━━ Data for analysis ━━
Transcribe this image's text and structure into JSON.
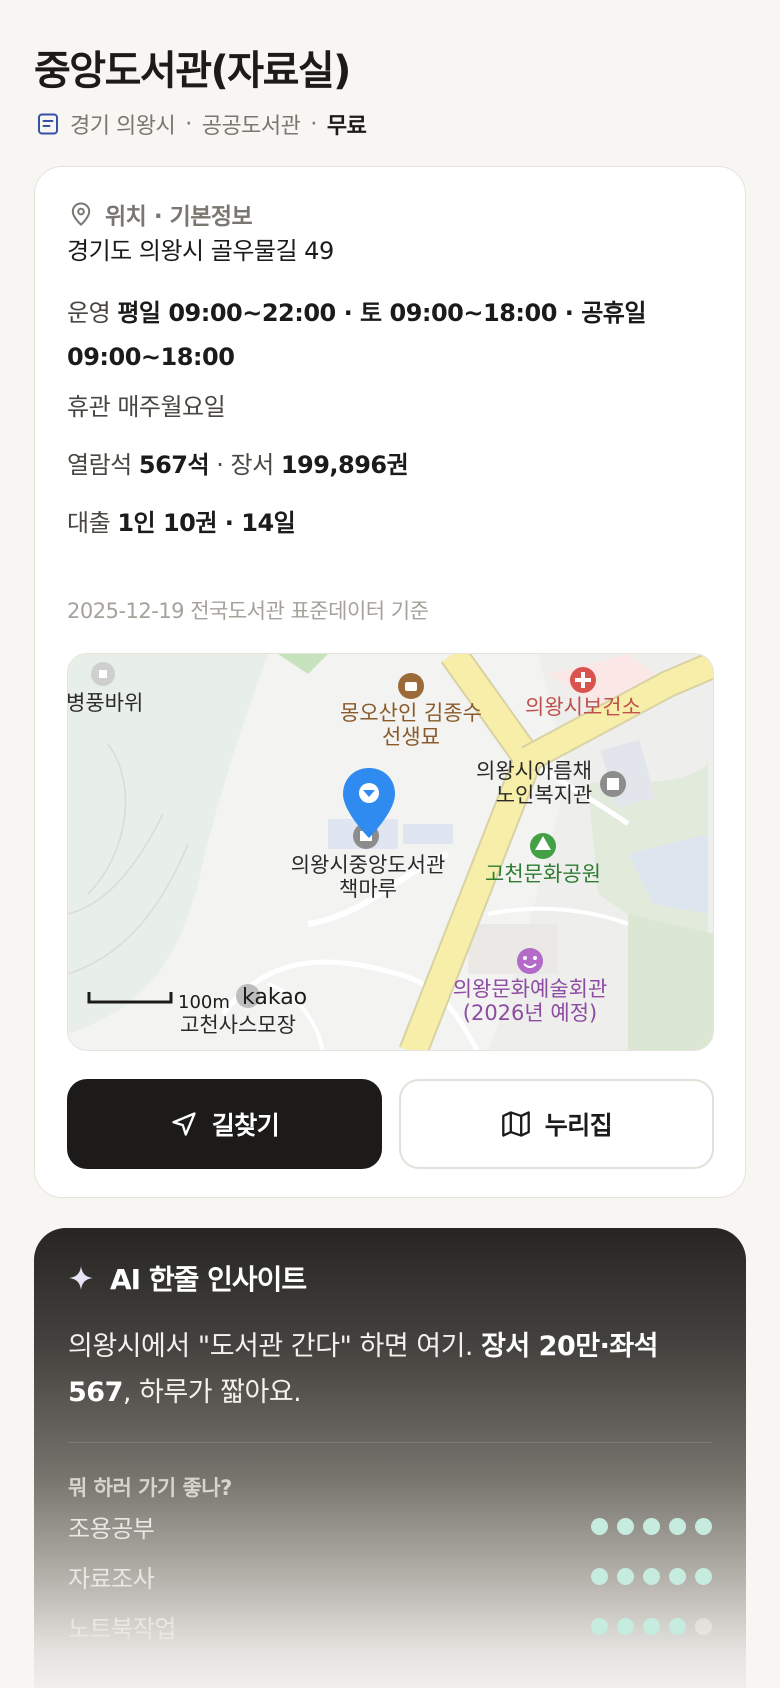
{
  "header": {
    "title": "중앙도서관(자료실)",
    "region": "경기 의왕시",
    "sep1": "·",
    "category": "공공도서관",
    "sep2": "·",
    "fee": "무료"
  },
  "info": {
    "section_title": "위치 · 기본정보",
    "address": "경기도 의왕시 골우물길 49",
    "hours_label": "운영",
    "hours_value": "평일 09:00~22:00 · 토 09:00~18:00 · 공휴일 09:00~18:00",
    "closed_label": "휴관",
    "closed_value": "매주월요일",
    "seats_label": "열람석",
    "seats_value": "567석",
    "seats_sep": "·",
    "books_label": "장서",
    "books_value": "199,896권",
    "loan_label": "대출",
    "loan_value": "1인 10권 · 14일",
    "basis": "2025-12-19 전국도서관 표준데이터 기준"
  },
  "map": {
    "labels": {
      "rock": "병풍바위",
      "tomb_line1": "몽오산인 김종수",
      "tomb_line2": "선생묘",
      "health": "의왕시보건소",
      "welfare_line1": "의왕시아름채",
      "welfare_line2": "노인복지관",
      "park": "고천문화공원",
      "library_line1": "의왕시중앙도서관",
      "library_line2": "책마루",
      "arts_line1": "의왕문화예술회관",
      "arts_line2": "(2026년 예정)",
      "scale": "100m",
      "brand": "kakao",
      "bottom_poi": "고천사스모장"
    },
    "colors": {
      "tomb": "#8b5a2b",
      "health": "#c0504d",
      "park": "#2e7d32",
      "arts": "#8e4ba3",
      "pin": "#2f8bf0"
    }
  },
  "actions": {
    "directions": "길찾기",
    "nurijip": "누리집"
  },
  "ai": {
    "title": "AI 한줄 인사이트",
    "text_plain": "의왕시에서 \"도서관 간다\" 하면 여기. ",
    "text_bold": "장서 20만·좌석 567",
    "text_tail": ", 하루가 짧아요.",
    "question": "뭐 하러 가기 좋나?",
    "ratings": [
      {
        "label": "조용공부",
        "score": 5,
        "max": 5
      },
      {
        "label": "자료조사",
        "score": 5,
        "max": 5
      },
      {
        "label": "노트북작업",
        "score": 4,
        "max": 5
      }
    ]
  }
}
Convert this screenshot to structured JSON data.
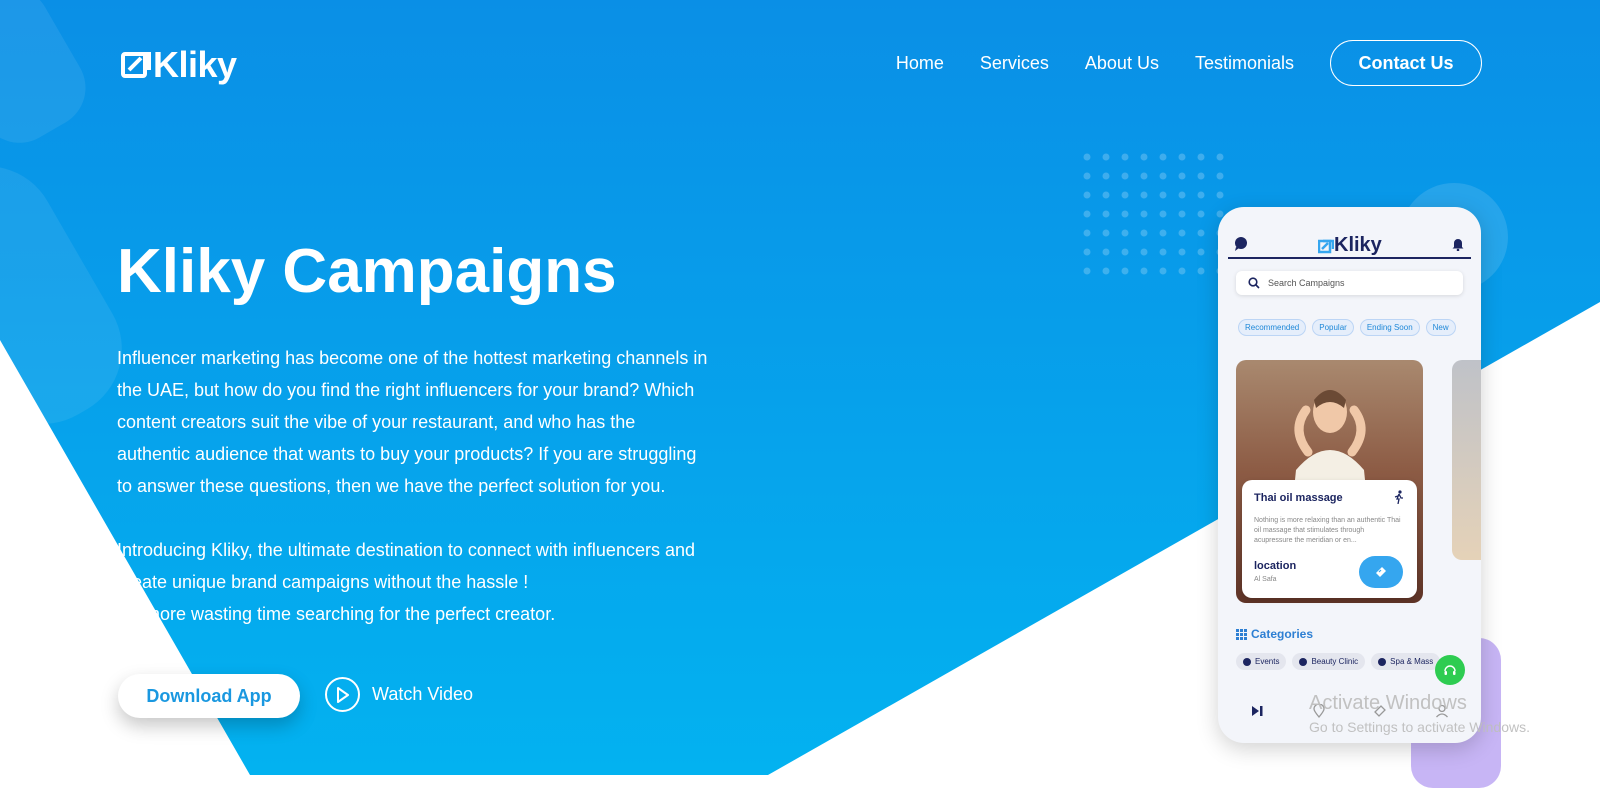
{
  "brand": {
    "name": "Kliky"
  },
  "nav": {
    "links": [
      "Home",
      "Services",
      "About Us",
      "Testimonials"
    ],
    "contact_label": "Contact Us"
  },
  "hero": {
    "title": "Kliky Campaigns",
    "paragraph1_lines": [
      "Influencer marketing has become one of the hottest marketing channels in",
      "the UAE, but how do you find the right influencers for your brand? Which",
      "content creators suit the vibe of your restaurant, and who has the",
      "authentic audience that wants to buy your products? If you are struggling",
      "to answer these questions, then we have the perfect solution for you."
    ],
    "paragraph2_lines": [
      "Introducing Kliky, the ultimate destination to connect with influencers and",
      "create unique brand campaigns without the hassle !",
      "No more wasting time searching for the perfect creator."
    ],
    "download_label": "Download App",
    "watch_label": "Watch Video"
  },
  "phone": {
    "app_name": "Kliky",
    "search_placeholder": "Search Campaigns",
    "chips": [
      "Recommended",
      "Popular",
      "Ending Soon",
      "New"
    ],
    "card": {
      "title": "Thai oil massage",
      "description": "Nothing is more relaxing than an authentic Thai oil massage that stimulates through acupressure the meridian or en...",
      "location_label": "location",
      "location_value": "Al Safa"
    },
    "categories_title": "Categories",
    "categories": [
      "Events",
      "Beauty Clinic",
      "Spa & Mass"
    ]
  },
  "os_overlay": {
    "title": "Activate Windows",
    "subtitle": "Go to Settings to activate Windows."
  },
  "colors": {
    "hero_gradient_top": "#0a8fe6",
    "hero_gradient_bottom": "#03b2f0",
    "accent": "#1a98e0",
    "navy": "#1c2560",
    "support_green": "#2ecc51"
  }
}
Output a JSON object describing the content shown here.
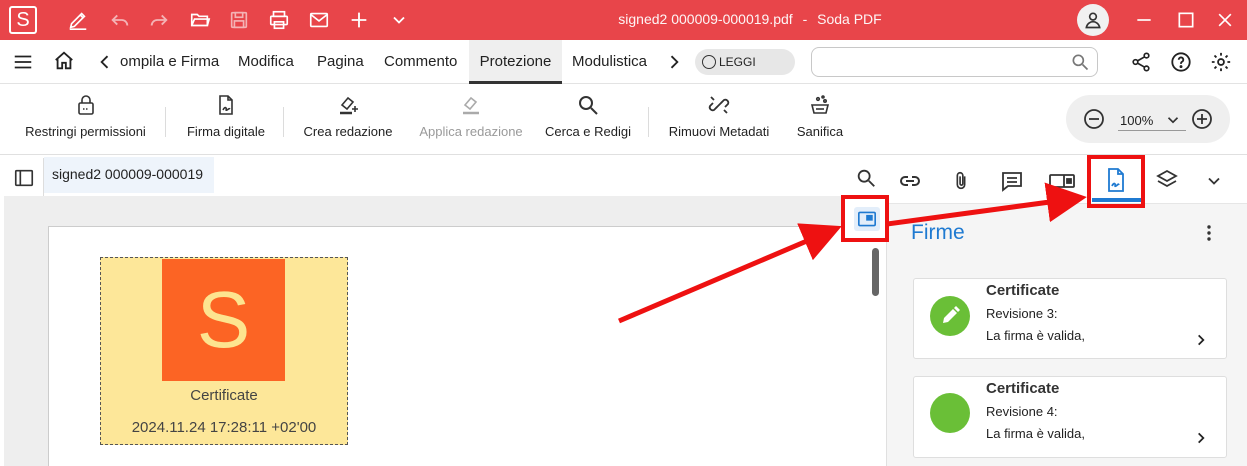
{
  "app": {
    "logo_letter": "S",
    "title": "signed2 000009-000019.pdf",
    "app_name": "Soda PDF",
    "title_separator": "-"
  },
  "menu": {
    "tabs": [
      {
        "label": "ompila e Firma"
      },
      {
        "label": "Modifica"
      },
      {
        "label": "Pagina"
      },
      {
        "label": "Commento"
      },
      {
        "label": "Protezione",
        "active": true
      },
      {
        "label": "Modulistica"
      }
    ],
    "read_mode_label": "LEGGI",
    "search_placeholder": ""
  },
  "ribbon": {
    "buttons": [
      {
        "label": "Restringi permissioni",
        "icon": "lock-icon"
      },
      {
        "label": "Firma digitale",
        "icon": "sign-document-icon"
      },
      {
        "label": "Crea redazione",
        "icon": "create-redaction-icon"
      },
      {
        "label": "Applica redazione",
        "icon": "apply-redaction-icon",
        "disabled": true
      },
      {
        "label": "Cerca e Redigi",
        "icon": "search-icon"
      },
      {
        "label": "Rimuovi Metadati",
        "icon": "remove-metadata-icon"
      },
      {
        "label": "Sanifica",
        "icon": "sanitize-icon"
      }
    ],
    "zoom": "100%"
  },
  "document": {
    "tab_label": "signed2 000009-000019",
    "signature": {
      "logo_letter": "S",
      "label": "Certificate",
      "date": "2024.11.24 17:28:11 +02'00"
    }
  },
  "panel": {
    "title": "Firme",
    "signatures": [
      {
        "name": "Certificate",
        "revision": "Revisione 3:",
        "status": "La firma è valida,",
        "icon": "pencil-icon"
      },
      {
        "name": "Certificate",
        "revision": "Revisione 4:",
        "status": "La firma è valida,",
        "icon": "none"
      }
    ]
  },
  "colors": {
    "titlebar": "#e8454a",
    "accent_blue": "#1f7ad1",
    "signature_bg": "#fde799",
    "logo_orange": "#fc6424",
    "valid_green": "#6abf37",
    "annotation_red": "#ee1111"
  }
}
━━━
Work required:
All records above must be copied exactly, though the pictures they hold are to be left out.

Your solution:
Transcribe this image's text and structure into JSON.
{
  "header": {
    "title": "중앙도서관(자료실)",
    "region": "경기 의왕시",
    "sep1": "·",
    "category": "공공도서관",
    "sep2": "·",
    "fee": "무료"
  },
  "info": {
    "section_title": "위치 · 기본정보",
    "address": "경기도 의왕시 골우물길 49",
    "hours_label": "운영",
    "hours_value": "평일 09:00~22:00 · 토 09:00~18:00 · 공휴일 09:00~18:00",
    "closed_label": "휴관",
    "closed_value": "매주월요일",
    "seats_label": "열람석",
    "seats_value": "567석",
    "seats_sep": "·",
    "books_label": "장서",
    "books_value": "199,896권",
    "loan_label": "대출",
    "loan_value": "1인 10권 · 14일",
    "basis": "2025-12-19 전국도서관 표준데이터 기준"
  },
  "map": {
    "labels": {
      "rock": "병풍바위",
      "tomb_line1": "몽오산인 김종수",
      "tomb_line2": "선생묘",
      "health": "의왕시보건소",
      "welfare_line1": "의왕시아름채",
      "welfare_line2": "노인복지관",
      "park": "고천문화공원",
      "library_line1": "의왕시중앙도서관",
      "library_line2": "책마루",
      "arts_line1": "의왕문화예술회관",
      "arts_line2": "(2026년 예정)",
      "scale": "100m",
      "brand": "kakao",
      "bottom_poi": "고천사스모장"
    },
    "colors": {
      "tomb": "#8b5a2b",
      "health": "#c0504d",
      "park": "#2e7d32",
      "arts": "#8e4ba3",
      "pin": "#2f8bf0"
    }
  },
  "actions": {
    "directions": "길찾기",
    "nurijip": "누리집"
  },
  "ai": {
    "title": "AI 한줄 인사이트",
    "text_plain": "의왕시에서 \"도서관 간다\" 하면 여기. ",
    "text_bold": "장서 20만·좌석 567",
    "text_tail": ", 하루가 짧아요.",
    "question": "뭐 하러 가기 좋나?",
    "ratings": [
      {
        "label": "조용공부",
        "score": 5,
        "max": 5
      },
      {
        "label": "자료조사",
        "score": 5,
        "max": 5
      },
      {
        "label": "노트북작업",
        "score": 4,
        "max": 5
      }
    ]
  }
}
Convert this screenshot to structured JSON data.
{
  "brand": {
    "name": "Kliky"
  },
  "nav": {
    "links": [
      "Home",
      "Services",
      "About Us",
      "Testimonials"
    ],
    "contact_label": "Contact Us"
  },
  "hero": {
    "title": "Kliky Campaigns",
    "paragraph1_lines": [
      "Influencer marketing has become one of the hottest marketing channels in",
      "the UAE, but how do you find the right influencers for your brand? Which",
      "content creators suit the vibe of your restaurant, and who has the",
      "authentic audience that wants to buy your products? If you are struggling",
      "to answer these questions, then we have the perfect solution for you."
    ],
    "paragraph2_lines": [
      "Introducing Kliky, the ultimate destination to connect with influencers and",
      "create unique brand campaigns without the hassle !",
      "No more wasting time searching for the perfect creator."
    ],
    "download_label": "Download App",
    "watch_label": "Watch Video"
  },
  "phone": {
    "app_name": "Kliky",
    "search_placeholder": "Search Campaigns",
    "chips": [
      "Recommended",
      "Popular",
      "Ending Soon",
      "New"
    ],
    "card": {
      "title": "Thai oil massage",
      "description": "Nothing is more relaxing than an authentic Thai oil massage that stimulates through acupressure the meridian or en...",
      "location_label": "location",
      "location_value": "Al Safa"
    },
    "categories_title": "Categories",
    "categories": [
      "Events",
      "Beauty Clinic",
      "Spa & Mass"
    ]
  },
  "os_overlay": {
    "title": "Activate Windows",
    "subtitle": "Go to Settings to activate Windows."
  },
  "colors": {
    "hero_gradient_top": "#0a8fe6",
    "hero_gradient_bottom": "#03b2f0",
    "accent": "#1a98e0",
    "navy": "#1c2560",
    "support_green": "#2ecc51"
  }
}
Output a JSON object describing the content shown here.
{
  "app": {
    "logo_letter": "S",
    "title": "signed2 000009-000019.pdf",
    "app_name": "Soda PDF",
    "title_separator": "-"
  },
  "menu": {
    "tabs": [
      {
        "label": "ompila e Firma"
      },
      {
        "label": "Modifica"
      },
      {
        "label": "Pagina"
      },
      {
        "label": "Commento"
      },
      {
        "label": "Protezione",
        "active": true
      },
      {
        "label": "Modulistica"
      }
    ],
    "read_mode_label": "LEGGI",
    "search_placeholder": ""
  },
  "ribbon": {
    "buttons": [
      {
        "label": "Restringi permissioni",
        "icon": "lock-icon"
      },
      {
        "label": "Firma digitale",
        "icon": "sign-document-icon"
      },
      {
        "label": "Crea redazione",
        "icon": "create-redaction-icon"
      },
      {
        "label": "Applica redazione",
        "icon": "apply-redaction-icon",
        "disabled": true
      },
      {
        "label": "Cerca e Redigi",
        "icon": "search-icon"
      },
      {
        "label": "Rimuovi Metadati",
        "icon": "remove-metadata-icon"
      },
      {
        "label": "Sanifica",
        "icon": "sanitize-icon"
      }
    ],
    "zoom": "100%"
  },
  "document": {
    "tab_label": "signed2 000009-000019",
    "signature": {
      "logo_letter": "S",
      "label": "Certificate",
      "date": "2024.11.24 17:28:11 +02'00"
    }
  },
  "panel": {
    "title": "Firme",
    "signatures": [
      {
        "name": "Certificate",
        "revision": "Revisione 3:",
        "status": "La firma è valida,",
        "icon": "pencil-icon"
      },
      {
        "name": "Certificate",
        "revision": "Revisione 4:",
        "status": "La firma è valida,",
        "icon": "none"
      }
    ]
  },
  "colors": {
    "titlebar": "#e8454a",
    "accent_blue": "#1f7ad1",
    "signature_bg": "#fde799",
    "logo_orange": "#fc6424",
    "valid_green": "#6abf37",
    "annotation_red": "#ee1111"
  }
}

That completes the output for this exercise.